The fact that broader pension provision has increased and members are more willing and able to postpone withdrawal helps them to ride out volatility, adds Wallberg. “The first time we experienced negative returns, in 2001-02, we had members shouting down the phone for their money,” he recalls. “After 2008 they were quite calm and fewer than expected withdrew.”

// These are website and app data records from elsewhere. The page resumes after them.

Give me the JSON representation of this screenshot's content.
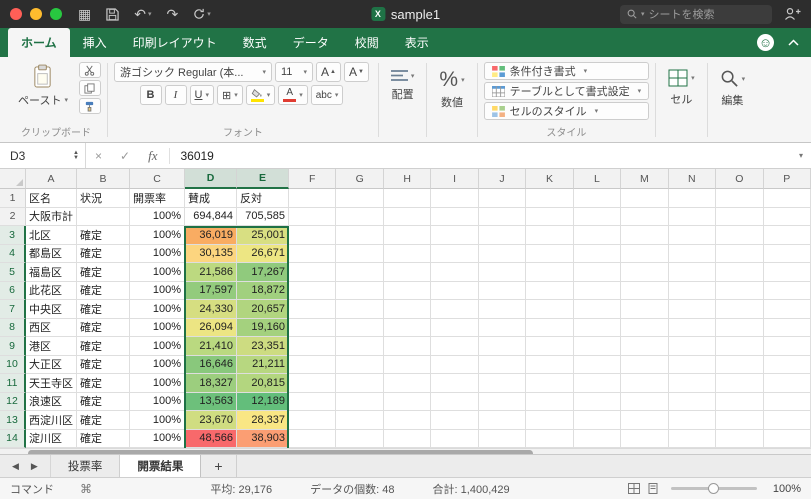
{
  "colors": {
    "accent": "#217346",
    "selection_border": "#1e7145"
  },
  "glyphs": {
    "grid": "▦",
    "undo": "↶",
    "redo": "↷",
    "caret": "▾",
    "nav_left": "◀",
    "nav_right": "▶",
    "plus": "+",
    "smiley": "☺",
    "x": "×",
    "check": "✓",
    "borders": "⊞",
    "percent": "%",
    "command": "⌘",
    "font_up": "▲",
    "font_down": "▼",
    "A": "A"
  },
  "titlebar": {
    "title": "sample1",
    "search_placeholder": "シートを検索"
  },
  "ribbon_tabs": [
    {
      "label": "ホーム",
      "active": true
    },
    {
      "label": "挿入"
    },
    {
      "label": "印刷レイアウト"
    },
    {
      "label": "数式"
    },
    {
      "label": "データ"
    },
    {
      "label": "校閲"
    },
    {
      "label": "表示"
    }
  ],
  "ribbon": {
    "paste": "ペースト",
    "group_clipboard": "クリップボード",
    "font_name": "游ゴシック Regular (本...",
    "font_size": "11",
    "group_font": "フォント",
    "bold": "B",
    "italic": "I",
    "underline": "U",
    "abc": "abc",
    "align": "配置",
    "number": "数値",
    "conditional": "条件付き書式",
    "format_table": "テーブルとして書式設定",
    "cell_styles": "セルのスタイル",
    "group_styles": "スタイル",
    "cells": "セル",
    "edit": "編集"
  },
  "formula_bar": {
    "cell_ref": "D3",
    "fx": "fx",
    "value": "36019"
  },
  "grid": {
    "columns": [
      {
        "label": "A"
      },
      {
        "label": "B"
      },
      {
        "label": "C"
      },
      {
        "label": "D",
        "selected": true
      },
      {
        "label": "E",
        "selected": true
      },
      {
        "label": "F"
      },
      {
        "label": "G"
      },
      {
        "label": "H"
      },
      {
        "label": "I"
      },
      {
        "label": "J"
      },
      {
        "label": "K"
      },
      {
        "label": "L"
      },
      {
        "label": "M"
      },
      {
        "label": "N"
      },
      {
        "label": "O"
      },
      {
        "label": "P"
      }
    ],
    "rows": [
      {
        "n": "1",
        "hdr": true,
        "a": "区名",
        "b": "状況",
        "c": "開票率",
        "d": "賛成",
        "e": "反対"
      },
      {
        "n": "2",
        "a": "大阪市計",
        "b": "",
        "c": "100%",
        "d": "694,844",
        "e": "705,585"
      },
      {
        "n": "3",
        "sel": true,
        "a": "北区",
        "b": "確定",
        "c": "100%",
        "d": "36,019",
        "e": "25,001",
        "dbg": "#F9AC62",
        "ebg": "#D8DF82"
      },
      {
        "n": "4",
        "sel": true,
        "a": "都島区",
        "b": "確定",
        "c": "100%",
        "d": "30,135",
        "e": "26,671",
        "dbg": "#FCD57F",
        "ebg": "#EDE683"
      },
      {
        "n": "5",
        "sel": true,
        "a": "福島区",
        "b": "確定",
        "c": "100%",
        "d": "21,586",
        "e": "17,267",
        "dbg": "#BCD980",
        "ebg": "#90CA7D"
      },
      {
        "n": "6",
        "sel": true,
        "a": "此花区",
        "b": "確定",
        "c": "100%",
        "d": "17,597",
        "e": "18,872",
        "dbg": "#93CB7D",
        "ebg": "#A1D07E"
      },
      {
        "n": "7",
        "sel": true,
        "a": "中央区",
        "b": "確定",
        "c": "100%",
        "d": "24,330",
        "e": "20,657",
        "dbg": "#D6DE81",
        "ebg": "#B1D57F"
      },
      {
        "n": "8",
        "sel": true,
        "a": "西区",
        "b": "確定",
        "c": "100%",
        "d": "26,094",
        "e": "19,160",
        "dbg": "#ECE583",
        "ebg": "#A4D17E"
      },
      {
        "n": "9",
        "sel": true,
        "a": "港区",
        "b": "確定",
        "c": "100%",
        "d": "21,410",
        "e": "23,351",
        "dbg": "#BAD980",
        "ebg": "#CDDC81"
      },
      {
        "n": "10",
        "sel": true,
        "a": "大正区",
        "b": "確定",
        "c": "100%",
        "d": "16,646",
        "e": "21,211",
        "dbg": "#89C87C",
        "ebg": "#B7D780"
      },
      {
        "n": "11",
        "sel": true,
        "a": "天王寺区",
        "b": "確定",
        "c": "100%",
        "d": "18,327",
        "e": "20,815",
        "dbg": "#9CCE7E",
        "ebg": "#B3D67F"
      },
      {
        "n": "12",
        "sel": true,
        "a": "浪速区",
        "b": "確定",
        "c": "100%",
        "d": "13,563",
        "e": "12,189",
        "dbg": "#6DC07B",
        "ebg": "#63BE7B"
      },
      {
        "n": "13",
        "sel": true,
        "a": "西淀川区",
        "b": "確定",
        "c": "100%",
        "d": "23,670",
        "e": "28,337",
        "dbg": "#D0DD81",
        "ebg": "#F9E684"
      },
      {
        "n": "14",
        "sel": true,
        "a": "淀川区",
        "b": "確定",
        "c": "100%",
        "d": "48,566",
        "e": "38,903",
        "dbg": "#F8696B",
        "ebg": "#FB9E73"
      },
      {
        "n": "15",
        "sel": true,
        "a": "",
        "b": "",
        "c": "",
        "d": "",
        "e": "",
        "dbg": "#F97F70",
        "ebg": "#D3DD81"
      }
    ]
  },
  "sheet_tabs": [
    {
      "label": "投票率"
    },
    {
      "label": "開票結果",
      "active": true
    }
  ],
  "status_bar": {
    "mode": "コマンド",
    "stats": [
      {
        "label": "平均:",
        "value": "29,176"
      },
      {
        "label": "データの個数:",
        "value": "48"
      },
      {
        "label": "合計:",
        "value": "1,400,429"
      }
    ],
    "zoom": "100%"
  }
}
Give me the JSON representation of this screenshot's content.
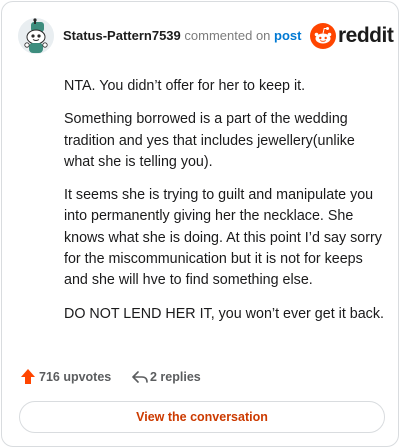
{
  "header": {
    "username": "Status-Pattern7539",
    "action_text": "commented on",
    "link_text": "post",
    "logo_text": "reddit"
  },
  "comment": {
    "paragraphs": [
      "NTA. You didn’t offer for her to keep it.",
      "Something borrowed is a part of the wedding tradition and yes that includes jewellery(unlike what she is telling you).",
      "It seems she is trying to guilt and manipulate you into permanently giving her the necklace. She knows what she is doing. At this point I’d say sorry for the miscommunication but it is not for keeps and she will hve to find something else.",
      "DO NOT LEND HER IT, you won’t ever get it back."
    ]
  },
  "stats": {
    "upvotes_label": "716 upvotes",
    "replies_label": "2 replies"
  },
  "actions": {
    "view_conversation_label": "View the conversation"
  },
  "colors": {
    "upvote": "#ff4500",
    "reddit_orange": "#ff4500",
    "link_blue": "#0079d3",
    "button_text": "#cc3a00"
  },
  "icons": {
    "avatar": "snoo-avatar-icon",
    "logo": "reddit-logo-icon",
    "upvote": "upvote-arrow-icon",
    "reply": "reply-arrow-icon"
  }
}
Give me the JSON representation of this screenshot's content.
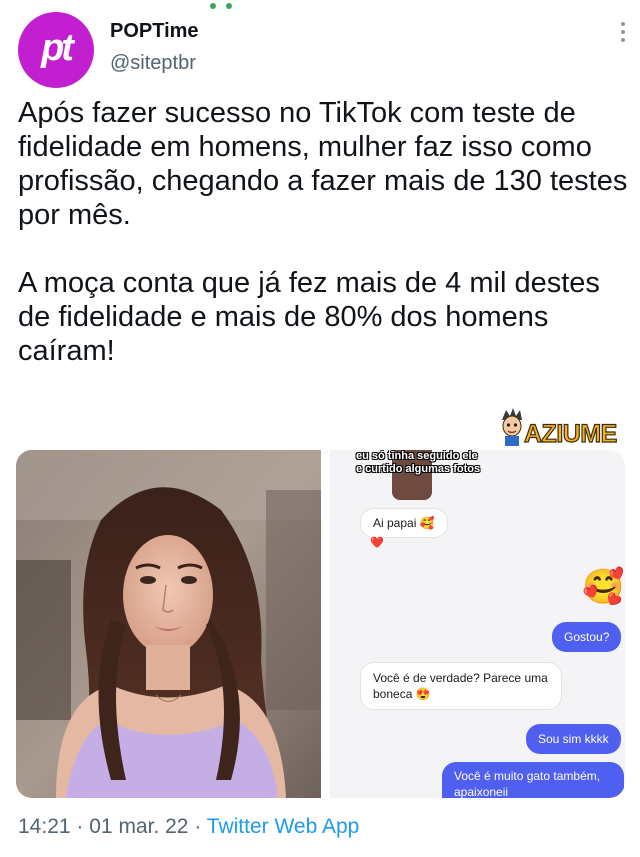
{
  "tweet": {
    "avatar_text": "pt",
    "display_name": "POPTime",
    "handle": "@siteptbr",
    "paragraphs": [
      "Após fazer sucesso no TikTok com teste de fidelidade em homens, mulher faz isso como profissão, chegando a fazer mais de 130 testes por mês.",
      "A moça conta que já fez mais de 4 mil destes de fidelidade e mais de 80% dos homens caíram!"
    ],
    "time": "14:21",
    "date": "01 mar. 22",
    "source": "Twitter Web App",
    "separator": "·"
  },
  "watermark": {
    "text": "AZIUME"
  },
  "chat": {
    "caption_lines": [
      "eu só tinha seguido ele",
      "e curtido algumas fotos"
    ],
    "messages": [
      {
        "side": "in",
        "text": "Ai papai 🥰",
        "reaction": "❤️"
      },
      {
        "side": "out",
        "emoji": "🥰"
      },
      {
        "side": "out",
        "text": "Gostou?"
      },
      {
        "side": "in",
        "text": "Você é de verdade? Parece uma boneca 😍"
      },
      {
        "side": "out",
        "text": "Sou sim kkkk"
      },
      {
        "side": "out",
        "text": "Você é muito gato também, apaixoneii"
      }
    ]
  },
  "colors": {
    "avatar": "#c21fd0",
    "link": "#1d9bf0",
    "muted": "#536471",
    "chat_out": "#4f5ff0"
  }
}
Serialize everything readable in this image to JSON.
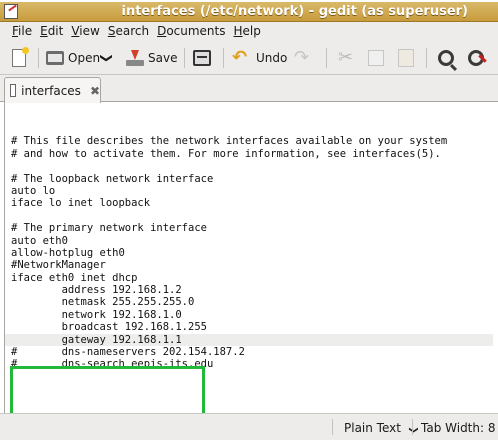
{
  "window": {
    "title": "interfaces (/etc/network) - gedit (as superuser)"
  },
  "menu": [
    "File",
    "Edit",
    "View",
    "Search",
    "Documents",
    "Help"
  ],
  "toolbar": {
    "open_label": "Open",
    "save_label": "Save",
    "undo_label": "Undo",
    "dropdown_glyph": "❯"
  },
  "tab": {
    "label": "interfaces",
    "close_glyph": "✖"
  },
  "editor": {
    "lines": [
      "",
      "# This file describes the network interfaces available on your system",
      "# and how to activate them. For more information, see interfaces(5).",
      "",
      "# The loopback network interface",
      "auto lo",
      "iface lo inet loopback",
      "",
      "# The primary network interface",
      "auto eth0",
      "allow-hotplug eth0",
      "#NetworkManager",
      "iface eth0 inet dhcp",
      "        address 192.168.1.2",
      "        netmask 255.255.255.0",
      "        network 192.168.1.0",
      "        broadcast 192.168.1.255",
      "        gateway 192.168.1.1",
      "#       dns-nameservers 202.154.187.2",
      "#       dns-search eepis-its.edu"
    ],
    "current_line_index": 17
  },
  "colors": {
    "highlight_box": "#22b83a",
    "titlebar": "#c89b3c"
  },
  "statusbar": {
    "language": "Plain Text",
    "tab_width": "Tab Width: 8"
  }
}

The second consequence of diminishing assets is related to costs. The contract with LD Invest was agreed at fixed cost in 2004 - which obviously means higher cost-per-krone as assets decrease. That is not to say that the deal was not a great one for LD’s members or, even, that it would not have continued to be good for a few more years yet.Speaking to IPE during the procurement process in 2010, Henrik Parkhøi, LD Invest’s managing director doubted that the fund could get a better price on the market with asset-based fees. Vanglo is the first to agree: “Asset-based costs will start to save us money against the old fixed costs, but it’s true that it will be more expensive at first,” she says. “Which just goes to show how good the LD Invest contract was!”
LD Pension is keen to stress that price was not the be-all-and-end-all of its procurement process, but Wallberg indicates that it had a 30% weighting in selection and emphasises the importance of operational value-for-money - a diverse range of brokers, for example, or superior execution capabilities. This is an imperative for the fund, because a decreasing asset base will inevitably mean economies of scale being lost, even as savings are made from the shift away from fixed costs. As such, LD Pension designed the procurement to maximise price competition.
“The relatively small size of our mandates might have been expected to present high costs, but we have tried to mitigate that by avoiding complex and expensive investment strategies,” says Wallberg. “We also tried to mitigate that by creating large mandates - other funds of our size can easily have twice the number of mandates - but at the same time we divided some of the biggest into two to create competition. In the end, we think we saw all the price competition we could have asked for.”
In addition, a structural change to ‘cross-pool investment management’ was implemented to maintain economies of scale.
“Before, each ‘pool’ had its own separate portfolio,” Vanglo explains. “Now, we are much more like a fund of funds manager, bringing together the money from separate ‘pools’ for each asset class before we go to each mandate manager, creating scale and getting a better price. For instance, we have investment ‘pools’ and a mandate in LD Vælger that all have exposure to Danish equities: now they will all own part of the mandates we have awarded for Danish equities.”
Given this emphasis on maintaining value, some may be surprised that LD Pension currently has no place for passive management - particularly as it used to get its asset allocation service included in the fixed price from LD Invest and is now taking responsibility for those decisions back in-house. As at least one of the two new hires it made last year has asset allocation as one of his remits, why not offset this cost by focusing on this top-down decision and implementing it with index funds?
Active management is to some extent written into the DNA of the fund - it believes in it (“at the right price”) and has pursued it since the days when all assets were run in-house. “That’s not to say that we won’t look at passive management as the asset base shrinks,” notes Vanglo. “We may reach a point at which it becomes more efficient in terms of cost per unit of return.”
And in a way that sums up the story of LD Pension: a changing, evolving effort to squeeze the best value from the asset management industry for a diminishing group of members with a shrinking pool of assets, negotiating the obstacles and compromises along the way. It has done a great job so far - but on that score there is little doubt that its last decade or so will also be its most challenging.